INSTRUCTIONS FOR THE TASK
Give only the number of lines in the data that include the string "Upland".

(App and web page records)
※ ※ ※

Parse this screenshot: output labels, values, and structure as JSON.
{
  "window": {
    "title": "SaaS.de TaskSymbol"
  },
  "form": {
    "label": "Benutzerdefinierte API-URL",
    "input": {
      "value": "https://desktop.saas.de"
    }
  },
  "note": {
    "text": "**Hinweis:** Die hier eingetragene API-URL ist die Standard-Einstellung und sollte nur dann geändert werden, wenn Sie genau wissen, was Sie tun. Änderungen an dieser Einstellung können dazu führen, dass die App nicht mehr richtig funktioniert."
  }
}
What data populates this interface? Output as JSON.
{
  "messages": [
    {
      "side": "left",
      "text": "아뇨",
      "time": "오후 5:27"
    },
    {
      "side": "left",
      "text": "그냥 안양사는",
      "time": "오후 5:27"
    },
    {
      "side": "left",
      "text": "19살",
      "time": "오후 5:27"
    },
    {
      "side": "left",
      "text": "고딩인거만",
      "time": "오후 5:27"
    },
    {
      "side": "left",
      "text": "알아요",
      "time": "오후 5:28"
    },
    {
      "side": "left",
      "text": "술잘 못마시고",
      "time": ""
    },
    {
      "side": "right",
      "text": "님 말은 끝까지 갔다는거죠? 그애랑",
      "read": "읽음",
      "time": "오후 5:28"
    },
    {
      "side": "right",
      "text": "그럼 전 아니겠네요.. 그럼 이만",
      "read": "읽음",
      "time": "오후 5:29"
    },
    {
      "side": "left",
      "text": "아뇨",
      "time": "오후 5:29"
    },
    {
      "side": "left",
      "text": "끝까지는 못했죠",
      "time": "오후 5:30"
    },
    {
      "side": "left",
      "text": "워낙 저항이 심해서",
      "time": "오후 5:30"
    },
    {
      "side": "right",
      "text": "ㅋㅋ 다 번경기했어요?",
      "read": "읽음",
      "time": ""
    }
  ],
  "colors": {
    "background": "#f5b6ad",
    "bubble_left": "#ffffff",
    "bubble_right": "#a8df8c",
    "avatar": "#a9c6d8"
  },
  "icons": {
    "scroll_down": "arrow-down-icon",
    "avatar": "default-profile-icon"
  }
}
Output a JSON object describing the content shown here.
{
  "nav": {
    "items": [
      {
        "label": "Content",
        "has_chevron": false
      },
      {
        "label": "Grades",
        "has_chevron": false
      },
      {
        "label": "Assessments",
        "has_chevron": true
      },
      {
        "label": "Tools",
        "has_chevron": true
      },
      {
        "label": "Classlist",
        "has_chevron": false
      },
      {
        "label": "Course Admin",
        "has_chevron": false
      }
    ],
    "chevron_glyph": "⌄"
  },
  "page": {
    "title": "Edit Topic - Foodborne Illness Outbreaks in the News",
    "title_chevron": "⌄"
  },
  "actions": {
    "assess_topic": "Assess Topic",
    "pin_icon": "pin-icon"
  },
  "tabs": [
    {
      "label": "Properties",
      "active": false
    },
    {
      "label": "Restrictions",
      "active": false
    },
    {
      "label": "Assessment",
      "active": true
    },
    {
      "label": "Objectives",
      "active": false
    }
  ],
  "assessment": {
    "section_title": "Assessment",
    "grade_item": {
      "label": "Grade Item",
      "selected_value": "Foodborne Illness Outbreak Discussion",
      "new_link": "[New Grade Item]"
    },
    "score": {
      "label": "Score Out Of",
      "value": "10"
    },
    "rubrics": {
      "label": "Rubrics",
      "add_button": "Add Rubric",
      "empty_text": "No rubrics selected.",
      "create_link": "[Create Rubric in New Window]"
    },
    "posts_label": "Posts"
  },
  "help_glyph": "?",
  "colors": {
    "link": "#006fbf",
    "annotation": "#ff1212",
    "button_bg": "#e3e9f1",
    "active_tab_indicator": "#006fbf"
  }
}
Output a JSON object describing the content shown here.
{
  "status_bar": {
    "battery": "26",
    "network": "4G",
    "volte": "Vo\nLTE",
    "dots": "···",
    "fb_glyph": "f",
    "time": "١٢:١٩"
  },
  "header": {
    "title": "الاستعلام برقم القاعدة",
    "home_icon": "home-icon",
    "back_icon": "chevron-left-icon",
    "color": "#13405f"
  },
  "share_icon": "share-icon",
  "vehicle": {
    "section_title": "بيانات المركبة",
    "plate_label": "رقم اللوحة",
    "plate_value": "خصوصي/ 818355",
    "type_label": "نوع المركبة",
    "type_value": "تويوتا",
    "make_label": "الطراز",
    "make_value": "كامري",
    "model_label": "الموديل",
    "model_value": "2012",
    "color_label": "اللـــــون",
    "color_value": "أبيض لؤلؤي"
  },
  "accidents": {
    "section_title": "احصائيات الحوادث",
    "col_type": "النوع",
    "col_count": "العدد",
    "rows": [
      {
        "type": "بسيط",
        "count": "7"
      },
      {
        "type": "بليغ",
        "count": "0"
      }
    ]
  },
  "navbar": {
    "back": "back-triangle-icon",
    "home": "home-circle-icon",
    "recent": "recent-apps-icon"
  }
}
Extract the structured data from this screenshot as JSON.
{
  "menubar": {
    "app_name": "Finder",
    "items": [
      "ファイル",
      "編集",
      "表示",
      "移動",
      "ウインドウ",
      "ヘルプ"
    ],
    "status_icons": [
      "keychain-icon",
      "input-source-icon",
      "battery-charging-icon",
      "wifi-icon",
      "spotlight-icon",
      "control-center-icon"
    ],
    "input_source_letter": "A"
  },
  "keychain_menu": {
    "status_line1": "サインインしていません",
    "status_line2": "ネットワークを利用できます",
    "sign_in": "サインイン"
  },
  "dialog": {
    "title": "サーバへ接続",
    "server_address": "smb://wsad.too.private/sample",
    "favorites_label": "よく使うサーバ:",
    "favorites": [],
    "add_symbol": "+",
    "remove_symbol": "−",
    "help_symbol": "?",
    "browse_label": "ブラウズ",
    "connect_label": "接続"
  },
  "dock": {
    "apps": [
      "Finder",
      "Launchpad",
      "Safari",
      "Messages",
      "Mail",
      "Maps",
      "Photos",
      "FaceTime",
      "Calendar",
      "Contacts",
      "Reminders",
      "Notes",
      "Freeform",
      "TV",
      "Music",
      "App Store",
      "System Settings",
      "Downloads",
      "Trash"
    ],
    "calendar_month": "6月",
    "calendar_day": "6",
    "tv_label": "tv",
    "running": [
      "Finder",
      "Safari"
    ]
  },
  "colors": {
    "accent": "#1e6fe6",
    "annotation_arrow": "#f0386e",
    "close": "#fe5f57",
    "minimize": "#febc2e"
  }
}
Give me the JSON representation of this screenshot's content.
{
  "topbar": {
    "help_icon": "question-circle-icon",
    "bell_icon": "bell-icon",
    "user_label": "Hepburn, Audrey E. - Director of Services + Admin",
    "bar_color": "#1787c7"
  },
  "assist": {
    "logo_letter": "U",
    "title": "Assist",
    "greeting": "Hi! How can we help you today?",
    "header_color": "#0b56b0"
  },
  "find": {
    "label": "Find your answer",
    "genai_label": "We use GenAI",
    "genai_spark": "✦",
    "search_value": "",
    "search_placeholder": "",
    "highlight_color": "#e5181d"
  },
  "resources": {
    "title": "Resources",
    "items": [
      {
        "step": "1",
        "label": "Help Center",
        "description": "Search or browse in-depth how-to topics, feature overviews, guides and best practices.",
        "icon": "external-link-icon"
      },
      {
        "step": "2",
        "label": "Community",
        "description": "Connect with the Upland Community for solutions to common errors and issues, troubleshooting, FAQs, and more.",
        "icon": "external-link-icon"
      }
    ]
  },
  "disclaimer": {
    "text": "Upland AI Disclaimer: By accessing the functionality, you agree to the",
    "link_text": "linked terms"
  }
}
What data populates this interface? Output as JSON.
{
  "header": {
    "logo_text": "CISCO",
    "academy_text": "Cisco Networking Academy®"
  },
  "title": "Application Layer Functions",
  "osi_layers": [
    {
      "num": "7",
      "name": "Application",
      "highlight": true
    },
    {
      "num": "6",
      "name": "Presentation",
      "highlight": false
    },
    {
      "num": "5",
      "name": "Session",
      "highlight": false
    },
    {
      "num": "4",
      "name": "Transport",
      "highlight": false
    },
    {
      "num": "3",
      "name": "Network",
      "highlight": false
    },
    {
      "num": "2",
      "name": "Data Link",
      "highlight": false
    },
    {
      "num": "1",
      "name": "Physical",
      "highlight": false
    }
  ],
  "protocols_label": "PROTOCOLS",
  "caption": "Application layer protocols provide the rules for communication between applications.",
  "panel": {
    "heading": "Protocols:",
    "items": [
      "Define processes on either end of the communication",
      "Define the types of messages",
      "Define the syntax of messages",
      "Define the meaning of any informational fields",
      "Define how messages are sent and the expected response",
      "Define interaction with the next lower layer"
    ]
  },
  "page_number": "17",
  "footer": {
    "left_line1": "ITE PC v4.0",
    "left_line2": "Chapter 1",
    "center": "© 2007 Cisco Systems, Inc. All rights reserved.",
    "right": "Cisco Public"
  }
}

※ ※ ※

ANSWER TO THE EXERCISE
2